In this article, you'll learn...
- Why your Facebook campaigns should do more than earn "Likes"
- How AMEX used Facebook to deepen brand engagement, gather insight, and boost customer advocacy
Company: American Express Israel
Contact: Irit Batat, VP of Marketing for AMEX Israel
Company location: Tel Aviv
Industry: Consumer credit services
B2B, B2C: B2C
Annual revenue: Confidential
Number of Employees: 501
Marketers place much emphasis on the Facebook "Like" these days, with resource after resource explaining how to get people to "fan" your Facebook page, how to rack up more Likes on your content, and how to up your chances of landing in the News Feed.
More often than not, those resources suggest running contests and giveaways to motivate that kind of click behavior; and more often than not, Facebook users are seemingly happy to oblige—if the prize is right.

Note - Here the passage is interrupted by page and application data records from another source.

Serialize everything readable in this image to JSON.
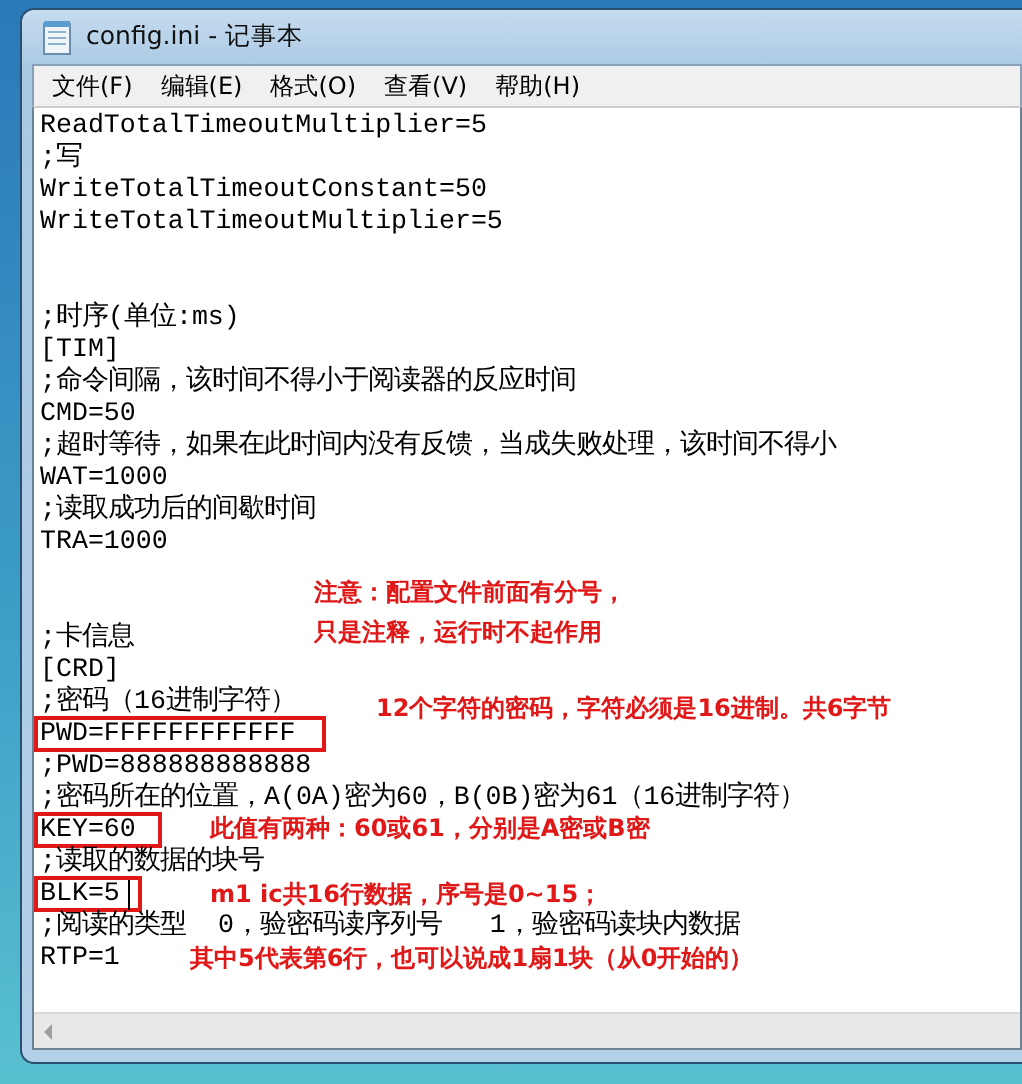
{
  "window": {
    "title": "config.ini - 记事本"
  },
  "menu": [
    {
      "label": "文件(F)"
    },
    {
      "label": "编辑(E)"
    },
    {
      "label": "格式(O)"
    },
    {
      "label": "查看(V)"
    },
    {
      "label": "帮助(H)"
    }
  ],
  "lines": [
    {
      "kind": "text",
      "text": "ReadTotalTimeoutMultiplier=5",
      "highlighted": false,
      "cursor": false
    },
    {
      "kind": "text",
      "text": ";写",
      "highlighted": false,
      "cursor": false
    },
    {
      "kind": "text",
      "text": "WriteTotalTimeoutConstant=50",
      "highlighted": false,
      "cursor": false
    },
    {
      "kind": "text",
      "text": "WriteTotalTimeoutMultiplier=5",
      "highlighted": false,
      "cursor": false
    },
    {
      "kind": "blank"
    },
    {
      "kind": "blank"
    },
    {
      "kind": "text",
      "text": ";时序(单位:ms)",
      "highlighted": false,
      "cursor": false
    },
    {
      "kind": "text",
      "text": "[TIM]",
      "highlighted": false,
      "cursor": false
    },
    {
      "kind": "text",
      "text": ";命令间隔，该时间不得小于阅读器的反应时间",
      "highlighted": false,
      "cursor": false
    },
    {
      "kind": "text",
      "text": "CMD=50",
      "highlighted": false,
      "cursor": false
    },
    {
      "kind": "text",
      "text": ";超时等待，如果在此时间内没有反馈，当成失败处理，该时间不得小",
      "highlighted": false,
      "cursor": false
    },
    {
      "kind": "text",
      "text": "WAT=1000",
      "highlighted": false,
      "cursor": false
    },
    {
      "kind": "text",
      "text": ";读取成功后的间歇时间",
      "highlighted": false,
      "cursor": false
    },
    {
      "kind": "text",
      "text": "TRA=1000",
      "highlighted": false,
      "cursor": false
    },
    {
      "kind": "blank"
    },
    {
      "kind": "blank"
    },
    {
      "kind": "text",
      "text": ";卡信息",
      "highlighted": false,
      "cursor": false
    },
    {
      "kind": "text",
      "text": "[CRD]",
      "highlighted": false,
      "cursor": false
    },
    {
      "kind": "text",
      "text": ";密码（16进制字符）",
      "highlighted": false,
      "cursor": false
    },
    {
      "kind": "text",
      "text": "PWD=FFFFFFFFFFFF",
      "highlighted": true,
      "cursor": false
    },
    {
      "kind": "text",
      "text": ";PWD=888888888888",
      "highlighted": false,
      "cursor": false
    },
    {
      "kind": "text",
      "text": ";密码所在的位置，A(0A)密为60，B(0B)密为61（16进制字符）",
      "highlighted": false,
      "cursor": false
    },
    {
      "kind": "text",
      "text": "KEY=60",
      "highlighted": true,
      "cursor": false
    },
    {
      "kind": "text",
      "text": ";读取的数据的块号",
      "highlighted": false,
      "cursor": false
    },
    {
      "kind": "text",
      "text": "BLK=5",
      "highlighted": true,
      "cursor": true
    },
    {
      "kind": "text",
      "text": ";阅读的类型  0，验密码读序列号   1，验密码读块内数据",
      "highlighted": false,
      "cursor": false
    },
    {
      "kind": "text",
      "text": "RTP=1",
      "highlighted": false,
      "cursor": false
    }
  ],
  "annotations": [
    {
      "lines": [
        "注意：配置文件前面有分号，",
        "只是注释，运行时不起作用"
      ]
    },
    {
      "lines": [
        "12个字符的密码，字符必须是16进制。共6字节"
      ]
    },
    {
      "lines": [
        "此值有两种：60或61，分别是A密或B密"
      ]
    },
    {
      "lines": [
        "m1 ic共16行数据，序号是0~15；",
        "其中5代表第6行，也可以说成1扇1块（从0开始的）"
      ]
    }
  ]
}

Offer an iPad, and watch the fans roll in, right?
It's time to get real. The Like is not the be-all and end-all of Facebook campaign success; it is merely the first step. One study has found that fewer than half of the people who Like your page will revisit it, and those who do are primarily on the lookout for additional discounts. Moreover, 55% of those who Like a brand page say they later "unlike" or change the settings so that the brand's messaging doesn't show up in their News Feeds. The winner of your "Like Us for an iPad" contest? Yeah, her loyalty isn't any stronger... unless you have more iPads to give away.
The truth is, Facebook contests work—but they can also work harder. They can do more than attract fans or motivate them to interact on your page. They can support broader marketing objectives as part of the mix.
American Express's Israel division gave it a go... and, sure, its contest resulted in more fans and a 500% increase in fan activity on the company's page. But it also produced deeper brand engagement, customer insight, cross-channel engagement, and other advantages that will continue to inform and assist the company's marketing initiatives beyond Facebook and well beyond the Like.
Read on for the full scoop.
Kimberly Smith is a staff writer for MarketingProfs. Reach her via firstname.lastname@example.org.